Police officials have said that attendees at a Prague speech on Sunday by US President Barack Obama will be allowed to bring mobile phones and cameras. Earlier reports said that those items plus sets of keys would not be allowed. The US Embassy in Prague has issued a full list of items which are banned for security reasons, available on its website. Among them are any kind of weapons, thermal or glass containers, packages, backpacks and other objects. Attendees will have to pass through metal detectors to view Mr Obama’s address on Sunday morning on Prague’s Hradčany Square. The 44th US president is expected to focus on non-proliferation of nuclear weapons in his speech.
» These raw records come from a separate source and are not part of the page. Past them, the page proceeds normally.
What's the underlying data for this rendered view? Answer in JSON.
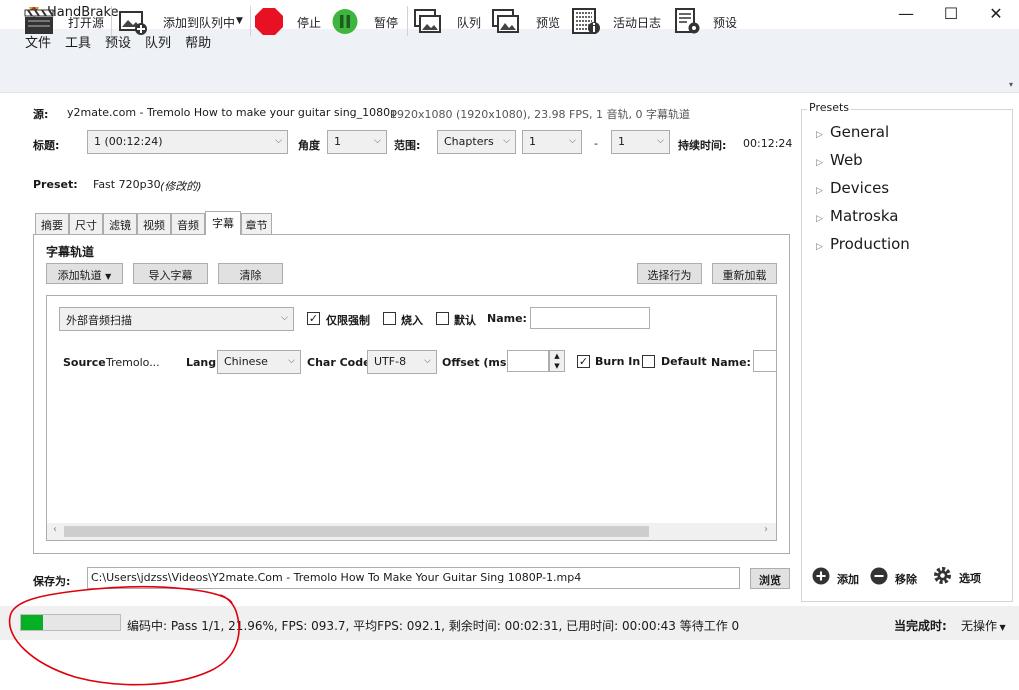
{
  "window": {
    "title": "HandBrake",
    "minimize": "—",
    "maximize": "☐",
    "close": "✕"
  },
  "menu": [
    "文件",
    "工具",
    "预设",
    "队列",
    "帮助"
  ],
  "toolbar": {
    "open_source": "打开源",
    "add_to_queue": "添加到队列中",
    "stop": "停止",
    "pause": "暂停",
    "queue": "队列",
    "preview": "预览",
    "activity_log": "活动日志",
    "presets": "预设"
  },
  "source": {
    "label": "源:",
    "name": "y2mate.com - Tremolo How to make your guitar sing_1080p",
    "info": "1920x1080 (1920x1080), 23.98 FPS, 1 音轨, 0 字幕轨道"
  },
  "title_row": {
    "title_label": "标题:",
    "title_value": "1 (00:12:24)",
    "angle_label": "角度",
    "angle_value": "1",
    "range_label": "范围:",
    "range_type": "Chapters",
    "range_start": "1",
    "dash": "-",
    "range_end": "1",
    "duration_label": "持续时间:",
    "duration_value": "00:12:24"
  },
  "preset_row": {
    "label": "Preset:",
    "value": "Fast 720p30",
    "modified": "(修改的)"
  },
  "tabs": [
    "摘要",
    "尺寸",
    "滤镜",
    "视频",
    "音频",
    "字幕",
    "章节"
  ],
  "active_tab": "字幕",
  "subtitles": {
    "section_title": "字幕轨道",
    "add_track": "添加轨道",
    "import": "导入字幕",
    "clear": "清除",
    "select_behavior": "选择行为",
    "reload": "重新加载",
    "row1": {
      "track": "外部音频扫描",
      "forced_only": "仅限强制",
      "forced_checked": true,
      "burn_in": "烧入",
      "burn_checked": false,
      "default": "默认",
      "default_checked": false,
      "name_label": "Name:",
      "name_value": ""
    },
    "row2": {
      "source_label": "Source",
      "source_value": "Tremolo...",
      "lang_label": "Lang",
      "lang_value": "Chinese",
      "charcode_label": "Char Code",
      "charcode_value": "UTF-8",
      "offset_label": "Offset (ms)",
      "offset_value": "",
      "burn_in": "Burn In",
      "burn_checked": true,
      "default": "Default",
      "default_checked": false,
      "name_label": "Name:"
    }
  },
  "save": {
    "label": "保存为:",
    "path": "C:\\Users\\jdzss\\Videos\\Y2mate.Com - Tremolo How To Make Your Guitar Sing 1080P-1.mp4",
    "browse": "浏览"
  },
  "presets_panel": {
    "title": "Presets",
    "items": [
      "General",
      "Web",
      "Devices",
      "Matroska",
      "Production"
    ],
    "add": "添加",
    "remove": "移除",
    "options": "选项"
  },
  "status": {
    "progress": 0.2196,
    "text": "编码中: Pass 1/1,  21.96%, FPS: 093.7, 平均FPS: 092.1, 剩余时间: 00:02:31, 已用时间: 00:00:43   等待工作 0",
    "when_done_label": "当完成时:",
    "when_done_value": "无操作"
  },
  "colors": {
    "accent": "#06b025",
    "stop": "#e81123",
    "pause": "#3fb43f",
    "annotation": "#e0000b"
  }
}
The Czech Republic’s footballers were beaten 2:1 by Slovakia in Prague on Wednesday in a qualifier for the 2010 World Cup. The Slovaks went ahead mid-way through the first half, but the Czechs later got onto the score sheet due to a Slovak own-goal. The Czech Republic’s luck ran out when David Jarolím hit the post in the second half and Slovakia scored a second goal in the 83rd minute. The result leaves the Czechs fourth in their group with only 8 points from six games.
Opposition Social Democrat leader Jiří Paroubek has said the Czech Republic's main parties should agree on a new cabinet by Sunday - one that would complete the EU presidency and lead the country to early elections. Mr Paroubek said in an interview he saw a "cabinet of experts" as the only way out of a political gridlock after a no-confidence vote last week that toppled the country’s minority centre-right government. Some have argued that the government’s collapse has undermined its position as the holder of the EU presidency, while strengthening the role of euro sceptic President Václav Klaus. The plan for a technocratic government has raised protests from some in Prime Minister Mirek Topolánek's Civic Democratic Party, who say the outgoing prime minister had made too many concessions to the opposition.
In related news, Czech Deputy Prime Minister Alexandr Vondra said on Thursday he did not think the US would scrap missile defence shield plans for Europe, although Washington is reviewing the project. The deputy prime minister did admit there could be delays. Proponents see the missile defence system as necessary to counter threats by so-called rogue states, namely Iran. Some experts have contended that the country could develop nuclear capability within a few years.
Frantíšek Oldřich Kinský – a descendant of the Kinský noble family – has died at the age of 72, after suffering from a long illness. In the Czech Republic Mr Kinský was best known for lawsuits demanding the return of family property confiscated after World War II; his parents were accused of alleged collaboration with the Nazis. Mr Kinský died in Argentina but could be buried in the Czech Republic, sources said on Thursday.
The most likely time for euro adoption by the Czech Republic are the years 2013 to 2015, according to Czech National Bank governor Zdeněk Tůma. Speaking at an international round table on the current financial crisis, Mr. Tůma said that this time frame was economically feasible but that in the end it would be a political decision. The centre-right government promised to set a euro adoption date on November 1, 2009, but in view of recent developments it will not be in a position to make that decision. However governor Tůma said he was confident that any cabinet would logically resume the discussion about euro adoption in the autumn.